Family Law Order

Honouring family law orders from other areas

When people get divorced, they no longer have to answer to each other and can live anywhere they please. However, if they share children and one parent lives out of province, they should know that they’re not off the hook when it comes to child support and other issues. Alberta is part of what is known as the Interjurisdictional Support Orders Act which gives it the right to change, enforce and recognize family law orders from other provinces, territories and certain countries. 

For instance, if one parent lives in Alberta and another lives in another province or country that has opted into the law and the parent in Alberta wishes to file an application for a child support order on the out-of-province parent, he or she can do so in an Alberta court. If a judge agrees, a provisional order will be issued and sent to the jurisdiction in which the other parent resides. A judge there will review the order and the parent will be notified and a judge will make the decision whether to grant the order, issue an interim order, send the order back for more evidence or refuse to grant the order. This can also work in reverse — a parent in another province or country may issue an order against a parent living in Alberta.

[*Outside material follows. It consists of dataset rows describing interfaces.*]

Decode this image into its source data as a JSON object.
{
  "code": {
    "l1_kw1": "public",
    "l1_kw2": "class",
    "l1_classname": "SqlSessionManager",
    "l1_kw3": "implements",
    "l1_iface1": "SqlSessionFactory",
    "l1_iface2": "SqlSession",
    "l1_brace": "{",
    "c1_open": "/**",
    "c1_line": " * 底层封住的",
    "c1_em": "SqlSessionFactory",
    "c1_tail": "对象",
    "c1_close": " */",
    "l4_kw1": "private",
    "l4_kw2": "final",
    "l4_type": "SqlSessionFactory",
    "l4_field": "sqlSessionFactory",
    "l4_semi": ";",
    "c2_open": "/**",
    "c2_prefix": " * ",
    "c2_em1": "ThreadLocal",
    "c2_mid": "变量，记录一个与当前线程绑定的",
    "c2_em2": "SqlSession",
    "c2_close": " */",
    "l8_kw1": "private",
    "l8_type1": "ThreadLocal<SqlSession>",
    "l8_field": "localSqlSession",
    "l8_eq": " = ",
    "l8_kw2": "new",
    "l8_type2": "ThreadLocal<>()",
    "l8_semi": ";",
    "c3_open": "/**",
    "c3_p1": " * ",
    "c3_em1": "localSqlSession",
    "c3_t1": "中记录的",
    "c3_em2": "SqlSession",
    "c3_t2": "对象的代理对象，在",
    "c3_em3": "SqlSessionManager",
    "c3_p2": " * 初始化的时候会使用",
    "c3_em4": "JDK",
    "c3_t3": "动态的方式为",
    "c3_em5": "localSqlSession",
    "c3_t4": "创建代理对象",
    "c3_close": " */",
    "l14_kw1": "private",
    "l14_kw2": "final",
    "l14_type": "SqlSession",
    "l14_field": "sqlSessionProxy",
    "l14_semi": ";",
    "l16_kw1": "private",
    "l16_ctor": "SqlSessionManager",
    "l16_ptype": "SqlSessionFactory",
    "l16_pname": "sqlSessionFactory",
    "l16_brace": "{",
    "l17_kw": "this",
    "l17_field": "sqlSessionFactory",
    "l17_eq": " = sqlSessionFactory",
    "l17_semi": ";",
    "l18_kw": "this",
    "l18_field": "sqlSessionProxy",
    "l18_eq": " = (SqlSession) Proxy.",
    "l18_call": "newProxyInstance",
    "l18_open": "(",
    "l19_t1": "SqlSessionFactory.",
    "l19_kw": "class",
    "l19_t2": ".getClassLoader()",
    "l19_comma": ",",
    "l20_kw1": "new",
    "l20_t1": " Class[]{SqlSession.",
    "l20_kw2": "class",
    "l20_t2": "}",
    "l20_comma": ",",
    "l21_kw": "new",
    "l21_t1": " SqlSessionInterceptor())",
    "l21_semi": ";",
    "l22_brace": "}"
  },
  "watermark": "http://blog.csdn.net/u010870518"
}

Even though the process can take time, it saves parents from having to travel out of province to see to child support orders. When it comes to foreign orders, they can be registered with the court and sent to the Maintenance Enforcement Program to make sure child support is paid. If a support order needs to be issued in a country that doesn’t reciprocate family law orders, a lawyer may be able to help.

Family law rules can be complex and confusing. An Alberta lawyer may be able to help his or her client sort out issues such as those involved with child support. It is best to have the right legal information before proceeding with any requests that must be filtered through the courts.

Related Posts: Understanding home ownership and property rights in a divorce, Travelling without children during a family law dispute, Set boundaries and rules to protect kids from child custody drama, Protecting credit amidst a family law dispute